With the rise in mobile devices being used, it's also worth noting that there are now applications to take payments on the move. These sorts of utilities are especially handy if you are not tied to a computer.
The big news a few months ago was that a company called Square, ( http://www.squareup.com ), had released a payment processing application for the iPhone.
It came with an attachment that plugged into the microphone socket of the phone and you could physically swipe the credit card into the iPhone. Then it was just a case of |typing in the details of the transaction and then it was processed.
The first version gained a lot of coverage in the technical press. Though it also raised an awful lot of questions in terms of the security considerations. There was no real user verification and the application was wide open, you didn't need a merchant account either.
Since then, the design has changed so you have to confirm the card holder against a picture of them. Still not perfect, but it's incredibly early days for this sort of system and worth keeping an eye on for the future.
It's also worth noting that Paypal has an application for mobile devices which lets you process payments on the phone. The advantage with this is that the consumer's Paypal account is already verified at this stage.
Generating cashflow for any business is important right now in these recessionary times. If you can offer a service that transfers online then seriously think about the payment gateways you could implement.
If you're out in the field then investigate them, it would be prudent to look at the mobile options and see what fits with your business.

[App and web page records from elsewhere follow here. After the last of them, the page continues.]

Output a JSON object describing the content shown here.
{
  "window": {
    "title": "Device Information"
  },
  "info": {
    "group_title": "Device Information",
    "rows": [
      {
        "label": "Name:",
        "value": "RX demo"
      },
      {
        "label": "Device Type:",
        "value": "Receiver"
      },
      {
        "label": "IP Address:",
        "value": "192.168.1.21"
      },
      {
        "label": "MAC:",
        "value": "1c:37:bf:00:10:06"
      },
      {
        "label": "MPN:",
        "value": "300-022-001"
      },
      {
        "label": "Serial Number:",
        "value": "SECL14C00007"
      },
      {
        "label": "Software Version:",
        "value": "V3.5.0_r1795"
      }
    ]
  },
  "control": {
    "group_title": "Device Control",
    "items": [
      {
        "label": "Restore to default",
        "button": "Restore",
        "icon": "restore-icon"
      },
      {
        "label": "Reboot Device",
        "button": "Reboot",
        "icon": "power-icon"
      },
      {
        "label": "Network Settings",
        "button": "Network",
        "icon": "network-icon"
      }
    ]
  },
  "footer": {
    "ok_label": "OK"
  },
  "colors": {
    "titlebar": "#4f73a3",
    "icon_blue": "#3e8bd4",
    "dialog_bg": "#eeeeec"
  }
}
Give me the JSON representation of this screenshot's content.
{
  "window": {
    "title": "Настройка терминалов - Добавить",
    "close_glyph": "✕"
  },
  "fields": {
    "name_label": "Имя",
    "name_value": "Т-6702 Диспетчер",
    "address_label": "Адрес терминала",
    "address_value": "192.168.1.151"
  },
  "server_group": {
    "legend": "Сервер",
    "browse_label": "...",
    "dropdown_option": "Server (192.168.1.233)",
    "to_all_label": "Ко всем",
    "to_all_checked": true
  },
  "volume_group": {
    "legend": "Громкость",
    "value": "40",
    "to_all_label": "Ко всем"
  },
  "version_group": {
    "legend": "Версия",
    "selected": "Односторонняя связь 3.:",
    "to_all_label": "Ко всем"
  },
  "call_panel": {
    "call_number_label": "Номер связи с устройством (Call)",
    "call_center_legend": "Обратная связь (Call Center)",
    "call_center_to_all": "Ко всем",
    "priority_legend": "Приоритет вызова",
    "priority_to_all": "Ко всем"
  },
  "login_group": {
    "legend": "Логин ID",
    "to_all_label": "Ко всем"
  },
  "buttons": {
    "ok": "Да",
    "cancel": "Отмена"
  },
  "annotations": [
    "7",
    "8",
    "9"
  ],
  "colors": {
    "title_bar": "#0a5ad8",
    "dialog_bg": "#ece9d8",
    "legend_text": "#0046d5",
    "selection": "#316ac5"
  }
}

Jase Bell is a software developer and founder of Data Sentiment ( www.twitter.com/jasebell )